The point of the love of Christ is to bring people together, not to divide over non-essentials. Tragically, there are thousands of denominations today because everyone wants to have it their own way and wants to be separate from those who do not agree with them. Let us endeavor not to let our liberty cause us to judge others who may have a different opinion, method or means of expression their love and worship. Paul said, "But you, why do you judge your brother? Or you again, why do you regard your brother with contempt? For we will all stand before the judgment seat of God" Romans 14:10-11.

Pursuing discipleship,


Thursday, January 5, 2017

Pursuing Discipleship 1/5/2017

"Now as Jesus was walking by the Sea of Galilee, He saw two brothers, Simon who was called Peter, and Andrew his brother, casting a net into the sea; for they were fishermen.  And He said to them, 'Follow Me, and I will make you fishers of men.'  Immediately they left their nets and followed Him."  Matthew 4:18-20
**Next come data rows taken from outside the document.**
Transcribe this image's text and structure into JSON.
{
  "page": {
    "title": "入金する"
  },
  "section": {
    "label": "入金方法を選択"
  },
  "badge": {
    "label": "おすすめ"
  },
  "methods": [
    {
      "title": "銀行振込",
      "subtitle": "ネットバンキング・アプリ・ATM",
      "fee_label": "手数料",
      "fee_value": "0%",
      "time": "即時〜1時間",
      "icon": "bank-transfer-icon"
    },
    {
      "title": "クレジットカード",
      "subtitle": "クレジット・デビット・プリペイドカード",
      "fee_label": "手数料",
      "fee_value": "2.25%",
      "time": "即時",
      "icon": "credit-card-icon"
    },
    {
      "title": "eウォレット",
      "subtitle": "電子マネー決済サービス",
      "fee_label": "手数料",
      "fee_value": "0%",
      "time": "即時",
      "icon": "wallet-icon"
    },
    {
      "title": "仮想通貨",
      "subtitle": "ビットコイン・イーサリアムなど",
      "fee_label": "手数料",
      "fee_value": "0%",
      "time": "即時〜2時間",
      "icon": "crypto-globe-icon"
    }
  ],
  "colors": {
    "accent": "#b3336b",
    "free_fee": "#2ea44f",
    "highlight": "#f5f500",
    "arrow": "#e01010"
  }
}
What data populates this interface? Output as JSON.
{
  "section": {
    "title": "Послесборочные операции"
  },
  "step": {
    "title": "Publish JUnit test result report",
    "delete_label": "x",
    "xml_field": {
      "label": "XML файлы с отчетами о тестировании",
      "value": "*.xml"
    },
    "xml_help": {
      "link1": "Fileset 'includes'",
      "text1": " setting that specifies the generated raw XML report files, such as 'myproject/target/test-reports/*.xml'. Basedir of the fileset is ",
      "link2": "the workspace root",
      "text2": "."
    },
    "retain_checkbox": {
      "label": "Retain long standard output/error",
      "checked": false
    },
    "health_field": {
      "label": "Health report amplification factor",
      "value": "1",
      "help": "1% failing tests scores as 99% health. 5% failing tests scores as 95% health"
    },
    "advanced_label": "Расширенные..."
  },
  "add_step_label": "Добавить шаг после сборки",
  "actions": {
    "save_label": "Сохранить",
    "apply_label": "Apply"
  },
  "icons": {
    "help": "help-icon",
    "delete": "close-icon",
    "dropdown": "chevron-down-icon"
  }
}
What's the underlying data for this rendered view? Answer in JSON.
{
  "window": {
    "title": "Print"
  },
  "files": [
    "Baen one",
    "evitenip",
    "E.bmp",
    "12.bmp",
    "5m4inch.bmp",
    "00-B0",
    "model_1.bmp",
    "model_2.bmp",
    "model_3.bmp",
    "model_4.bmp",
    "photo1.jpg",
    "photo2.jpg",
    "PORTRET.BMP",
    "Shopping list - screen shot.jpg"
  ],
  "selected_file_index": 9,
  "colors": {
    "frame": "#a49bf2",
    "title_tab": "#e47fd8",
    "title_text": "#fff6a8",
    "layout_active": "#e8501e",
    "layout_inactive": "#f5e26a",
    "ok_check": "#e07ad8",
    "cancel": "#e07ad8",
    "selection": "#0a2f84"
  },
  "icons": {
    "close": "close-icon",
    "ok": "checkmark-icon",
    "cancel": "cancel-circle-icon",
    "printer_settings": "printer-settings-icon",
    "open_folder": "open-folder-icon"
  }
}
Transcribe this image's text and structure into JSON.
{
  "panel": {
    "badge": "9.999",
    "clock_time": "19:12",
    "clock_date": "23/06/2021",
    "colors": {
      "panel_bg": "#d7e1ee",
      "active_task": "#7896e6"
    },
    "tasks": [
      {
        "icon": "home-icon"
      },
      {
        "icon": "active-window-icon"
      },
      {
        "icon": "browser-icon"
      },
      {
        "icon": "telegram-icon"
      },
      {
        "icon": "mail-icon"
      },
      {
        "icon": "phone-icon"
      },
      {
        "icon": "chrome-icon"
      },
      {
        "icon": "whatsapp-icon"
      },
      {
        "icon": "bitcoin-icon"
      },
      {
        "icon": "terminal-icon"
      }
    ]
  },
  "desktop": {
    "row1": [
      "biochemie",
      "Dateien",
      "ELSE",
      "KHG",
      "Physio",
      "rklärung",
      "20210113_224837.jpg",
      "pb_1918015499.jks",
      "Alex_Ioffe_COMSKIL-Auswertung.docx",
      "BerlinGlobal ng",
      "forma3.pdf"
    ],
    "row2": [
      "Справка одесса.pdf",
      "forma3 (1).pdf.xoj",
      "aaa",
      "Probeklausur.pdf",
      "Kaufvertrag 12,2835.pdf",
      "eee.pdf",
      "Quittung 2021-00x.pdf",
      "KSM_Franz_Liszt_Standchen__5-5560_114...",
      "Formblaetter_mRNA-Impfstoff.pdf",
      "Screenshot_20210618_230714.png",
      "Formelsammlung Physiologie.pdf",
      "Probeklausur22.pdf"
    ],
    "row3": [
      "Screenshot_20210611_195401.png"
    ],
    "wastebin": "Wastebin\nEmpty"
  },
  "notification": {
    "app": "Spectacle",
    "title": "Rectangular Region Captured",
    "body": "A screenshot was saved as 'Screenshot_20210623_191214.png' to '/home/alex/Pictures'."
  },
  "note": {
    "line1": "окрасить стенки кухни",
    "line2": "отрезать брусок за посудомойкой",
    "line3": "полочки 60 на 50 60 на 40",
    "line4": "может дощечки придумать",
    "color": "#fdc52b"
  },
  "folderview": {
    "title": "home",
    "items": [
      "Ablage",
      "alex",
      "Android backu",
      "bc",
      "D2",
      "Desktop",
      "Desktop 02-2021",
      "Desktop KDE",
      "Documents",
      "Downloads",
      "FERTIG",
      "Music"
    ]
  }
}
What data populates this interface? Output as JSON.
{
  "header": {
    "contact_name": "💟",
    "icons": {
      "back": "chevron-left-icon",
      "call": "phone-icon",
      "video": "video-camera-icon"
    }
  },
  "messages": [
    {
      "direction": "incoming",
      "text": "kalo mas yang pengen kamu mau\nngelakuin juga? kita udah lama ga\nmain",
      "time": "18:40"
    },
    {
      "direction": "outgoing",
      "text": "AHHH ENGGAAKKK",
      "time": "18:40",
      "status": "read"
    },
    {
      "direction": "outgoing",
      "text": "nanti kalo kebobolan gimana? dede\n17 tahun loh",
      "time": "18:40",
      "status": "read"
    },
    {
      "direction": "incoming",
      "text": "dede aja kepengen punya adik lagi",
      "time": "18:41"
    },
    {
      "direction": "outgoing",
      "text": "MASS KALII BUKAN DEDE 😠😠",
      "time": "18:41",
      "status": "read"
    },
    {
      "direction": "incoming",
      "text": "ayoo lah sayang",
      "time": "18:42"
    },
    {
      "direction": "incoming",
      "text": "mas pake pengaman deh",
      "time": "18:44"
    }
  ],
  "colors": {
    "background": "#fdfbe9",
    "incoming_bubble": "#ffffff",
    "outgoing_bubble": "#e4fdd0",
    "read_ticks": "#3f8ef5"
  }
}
Happy New Year!  It is my hope, trust and prayer that you and yours will have a blessed and prosperous 2017.  Considering the year ahead, my thoughts have recently turned to what my spiritual focus will be.  After much thought and prayer, the concept of discipleship rose to the surface.

There is no doubt we have all heard the word "disciple" though many may not be exactly sure of its meaning.  Technically, it is a pupil, student or learner.  An examination of the Scriptures reveals a more involved definition than that, however.  For our Christian purposes, a disciple of Jesus is a person who has heard and responded to his gospel by learning and living his teachings and encouraging others to do likewise.  The verbs have been emphasized because being a disciple of Christ is not a passive activity but involves doing.

Imagine being a fishermen (or any other type of worker for that matter) minding your own business when a man walks by and invites you to follow him with the promise of teaching you to be a better you while equipping you to save the lives of others.  Would you answer the call?  If so, why?  If not, why not?  Of course this is not just any man.  The fishermen had previously met him and were convinced that he was the much awaited Messiah, the literal Son of God.  Given the opportunity to follow him and learn from him, they dropped what they were doing and immediately accepted his invitation.

Beloved, the same invitation is extended to us today.  If you are reading this, like as not, you have met Jesus.  You know him.  The question we must all ask ourselves is, have we truly accepted his invitation and are we truly following him?  If we think the answer is yes, are we following him in a way that helps us fulfill the purpose of "learning and living his teachings and encouraging others to do likewise?"  In those days, true disciples lived with their Rabbi or Master Teacher, learned what he taught, followed him wherever he went and did as he did and directed them to do.  Is that a description of your Christian walk?

Throughout this year we will consider discipleship in general, and what it means as well as how to accomplish it, specifically.  It is my hope that by year's end, we will all have both a better understanding and an improved walked as we follow our Savior as true disciples.

Pursuing discipleship,